- Chancellor Philip Hammond says that the Britain needs a "grown-up debate" on whether public sector pay should be increased.
- Hammond says that the government needs to "hold its nerve" on austerity and continue the "right balance."
- Fellow Conservative cabinet ministers like Boris Johnson have publicly called for the 1% cap on public sector pay rises to be axed.
- Former minister says that Johnson should resign from cabinet if they feel cannot support continued austerity.
LONDON — Chancellor Philip Hammond has said that Britain needs a "grown-up" debate over whether pay for public sector workers should be increased, arguing that the government must "hold its nerve" on austerity.
Hammond, who has faced calls from fellow cabinet ministers to scrap the 1% freeze on public sector pay increases, said that the government must continue the "right balance" between what is fair for workers and taxpayers.
Prime Minister Theresa May and Hammond have both faced increasing pressure from senior Tories to ease austerity.
Ministers have urged Hammond to scrap planned tax cuts in order to fund an increase in public sector pay, according to the Times. The chancellor has been urged by a number of senior Tories to delay plans to cut corporation tax and raise the thresholds for personal allowance and the 40% income tax rate, the Times report claims.
However, in a speech to the CBI on Monday night, Hammond said that "after seven long and tough years, the high-wage, high-growth economy for which we strive is tantalisingly close to being within our grasp.
"It would be easy to take our foot off the pedal, he added. "But instead we must hold our nerve... and maintain our focus resolutely on the prizes that are so nearly within reach."
This contrasts with cabinet members such as Foreign Secretary Boris Johnson and Environment Secretary Michael Gove, who over the last week have suggested that the public sector pay cap ought to be axed following the shock general election result where the Conservatives lost their parliamentary majority.
A source close to Johnson said: "He supports the idea of public-sector workers getting a better pay deal and believes the findings of the pay review bodies should be respected."
Gove told the BBC's Andrew Marr Show that the government "should listen to the pay review bodies who govern each individual area of public sector pay," and that ministers should respect the "integrity" of the pay review process.
A cabinet divided
A minister who is an ally of Hammond told the Daily Telegraph that the interventions of Johnson and others were "not eloquent or clever," adding: "We have to be honest with the public. Economic credibility matters for the future of this party. How are we going to fund it? We need to have a national debate about this.
"I despair of them.

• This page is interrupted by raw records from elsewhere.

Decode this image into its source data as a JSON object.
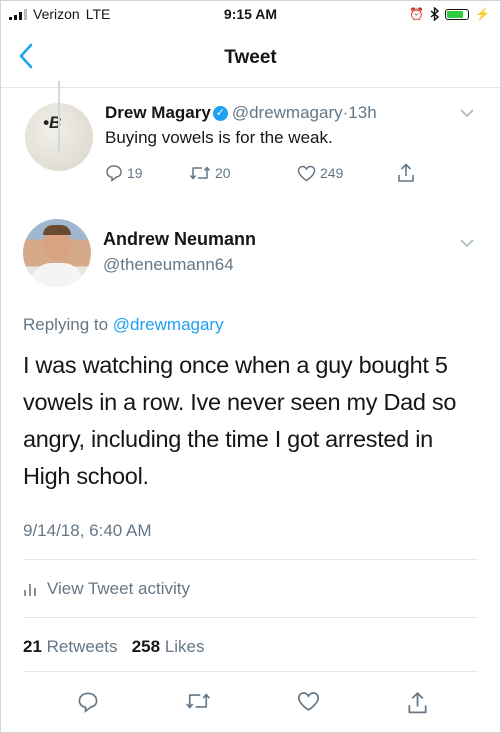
{
  "status_bar": {
    "carrier": "Verizon",
    "network": "LTE",
    "time": "9:15 AM"
  },
  "nav": {
    "title": "Tweet"
  },
  "parent_tweet": {
    "author_name": "Drew Magary",
    "handle": "@drewmagary",
    "separator": "·",
    "age": "13h",
    "avatar_text": "•B",
    "text": "Buying vowels is for the weak.",
    "replies": "19",
    "retweets": "20",
    "likes": "249"
  },
  "tweet": {
    "author_name": "Andrew Neumann",
    "handle": "@theneumann64",
    "replying_prefix": "Replying to",
    "replying_to": "@drewmagary",
    "text": "I was watching once when a guy bought 5 vowels in a row. Ive never seen my Dad so angry, including the time I got arrested in High school.",
    "date": "9/14/18, 6:40 AM",
    "activity_label": "View Tweet activity",
    "retweet_count": "21",
    "retweet_label": "Retweets",
    "like_count": "258",
    "like_label": "Likes"
  },
  "colors": {
    "accent": "#1da1f2",
    "muted": "#657786"
  }
}
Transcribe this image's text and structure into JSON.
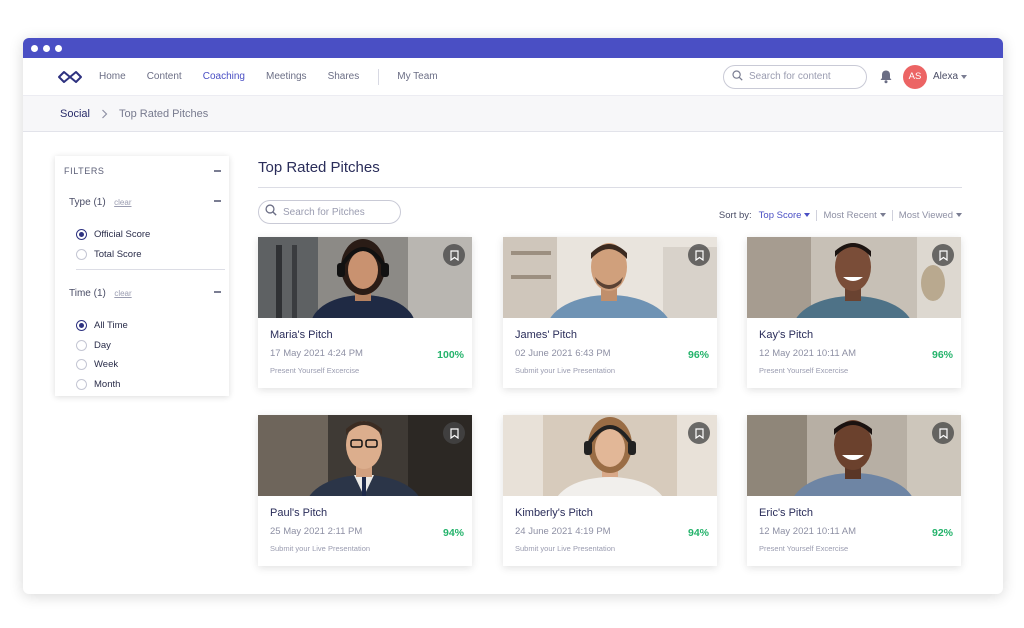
{
  "colors": {
    "accent": "#4a4fc4",
    "score": "#24b36b",
    "avatar": "#ec6464"
  },
  "nav": {
    "items": [
      {
        "label": "Home",
        "active": false
      },
      {
        "label": "Content",
        "active": false
      },
      {
        "label": "Coaching",
        "active": true
      },
      {
        "label": "Meetings",
        "active": false
      },
      {
        "label": "Shares",
        "active": false
      }
    ],
    "my_team": "My Team",
    "search_placeholder": "Search for content",
    "user": {
      "initials": "AS",
      "name": "Alexa"
    }
  },
  "breadcrumb": {
    "root": "Social",
    "current": "Top Rated Pitches"
  },
  "filters": {
    "title": "FILTERS",
    "type": {
      "title": "Type (1)",
      "clear": "clear",
      "options": [
        "Official Score",
        "Total Score"
      ],
      "selected": "Official Score"
    },
    "time": {
      "title": "Time (1)",
      "clear": "clear",
      "options": [
        "All Time",
        "Day",
        "Week",
        "Month"
      ],
      "selected": "All Time"
    }
  },
  "main": {
    "title": "Top Rated Pitches",
    "search_placeholder": "Search for Pitches",
    "sort": {
      "label": "Sort by:",
      "options": [
        "Top Score",
        "Most Recent",
        "Most Viewed"
      ],
      "active": "Top Score"
    }
  },
  "pitches": [
    {
      "title": "Maria's Pitch",
      "date": "17 May 2021 4:24 PM",
      "subtitle": "Present Yourself Excercise",
      "score": "100%"
    },
    {
      "title": "James' Pitch",
      "date": "02 June 2021 6:43 PM",
      "subtitle": "Submit your Live Presentation",
      "score": "96%"
    },
    {
      "title": "Kay's Pitch",
      "date": "12 May 2021 10:11 AM",
      "subtitle": "Present Yourself Excercise",
      "score": "96%"
    },
    {
      "title": "Paul's Pitch",
      "date": "25 May 2021 2:11 PM",
      "subtitle": "Submit your Live Presentation",
      "score": "94%"
    },
    {
      "title": "Kimberly's Pitch",
      "date": "24 June 2021 4:19 PM",
      "subtitle": "Submit your Live Presentation",
      "score": "94%"
    },
    {
      "title": "Eric's Pitch",
      "date": "12 May 2021 10:11 AM",
      "subtitle": "Present Yourself Excercise",
      "score": "92%"
    }
  ]
}
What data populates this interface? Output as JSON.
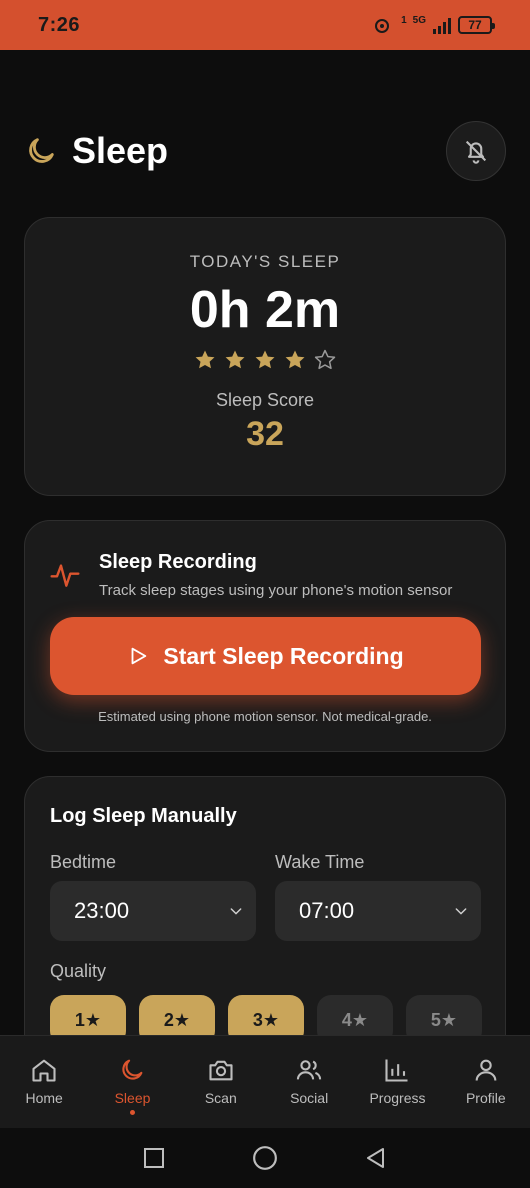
{
  "status_bar": {
    "time": "7:26",
    "network": "5G",
    "sim": "1",
    "battery": "77"
  },
  "header": {
    "title": "Sleep",
    "icon": "moon-icon",
    "bell_icon": "bell-off-icon"
  },
  "today": {
    "label": "TODAY'S SLEEP",
    "value": "0h 2m",
    "stars_filled": 4,
    "stars_total": 5,
    "score_label": "Sleep Score",
    "score_value": "32"
  },
  "recording": {
    "title": "Sleep Recording",
    "subtitle": "Track sleep stages using your phone's motion sensor",
    "button_label": "Start Sleep Recording",
    "note": "Estimated using phone motion sensor. Not medical-grade."
  },
  "manual_log": {
    "title": "Log Sleep Manually",
    "bedtime_label": "Bedtime",
    "bedtime_value": "23:00",
    "wake_label": "Wake Time",
    "wake_value": "07:00",
    "quality_label": "Quality",
    "quality_options": [
      "1★",
      "2★",
      "3★",
      "4★",
      "5★"
    ],
    "quality_selected": 3
  },
  "bottom_nav": {
    "items": [
      {
        "label": "Home",
        "icon": "home-icon"
      },
      {
        "label": "Sleep",
        "icon": "moon-icon"
      },
      {
        "label": "Scan",
        "icon": "camera-icon"
      },
      {
        "label": "Social",
        "icon": "users-icon"
      },
      {
        "label": "Progress",
        "icon": "bar-chart-icon"
      },
      {
        "label": "Profile",
        "icon": "user-icon"
      }
    ],
    "active": "Sleep"
  },
  "colors": {
    "accent": "#dc552f",
    "gold": "#c9a55a",
    "background": "#0d0d0d",
    "card": "#1b1b1b"
  }
}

How can you criticise the Labour Party for borrowing too much if you're going to do the same."
On Monday the former work and pensions secretary Stephen Crabb said that cabinet ministers like Johnson should resign from the cabinet if they are unable to support government policy.
Speaking on the BBC's World At One, Crabb said: "If they want to take a position that is different from that of the official government line, then they should not be in the cabinet.
"I do think that if you are in the cabinet, if you are taking the government’s shilling, then you need to stick rigidly to the government line."
The BBC's Laura Kuenssberg reported a clear split among May's most senior colleagues over whether the Conservative government should reverse its position on public sector pay increases.
On Monday former chancellor Norman Lamont defended Hammond's stance, saying on BBC Radio 4's Today programme that "it is unavoidable that we have restraint on public spending," adding: "it is not right for cabinet ministers to gang up on the chancellor in this way. It is making his position very, very awkward indeed."
Hammond told the CBI that increasing public spending without an increase in taxations is "merely passing the bill to the next generation."
The chancellor recognised that seven years of austerity had left the British public feeling "weary" but said increasing tax to pump more money into the public sector was not the answer.
"That does not mean we can't have a debate in Britain about the level of funding of public services," he said.
"But it does mean that it has to be a grown-up debate where we acknowledge that borrowing to fund consumption is merely passing the bill to the next generation and reject the fallacy that the burden of additional taxation can always fall on someone else."
The cap was introduced by former prime minister David Cameron in 2010 and has resulted in public sector pay being frozen at one percent rises for the last seven years. May and her chancellor Philip Hammond have both insisted that the cap will remain until at least 2019, but increasingly Conservative MPs have spoken out against the measure.
Former Labour chancellor Alastair Darling told the Today programme on Tuesday morning that he thought Hammond should announce a spending review on public sector pay, and that the government looks "pretty shambolic," with ministers arguing in public adding that "it is no way to run a government."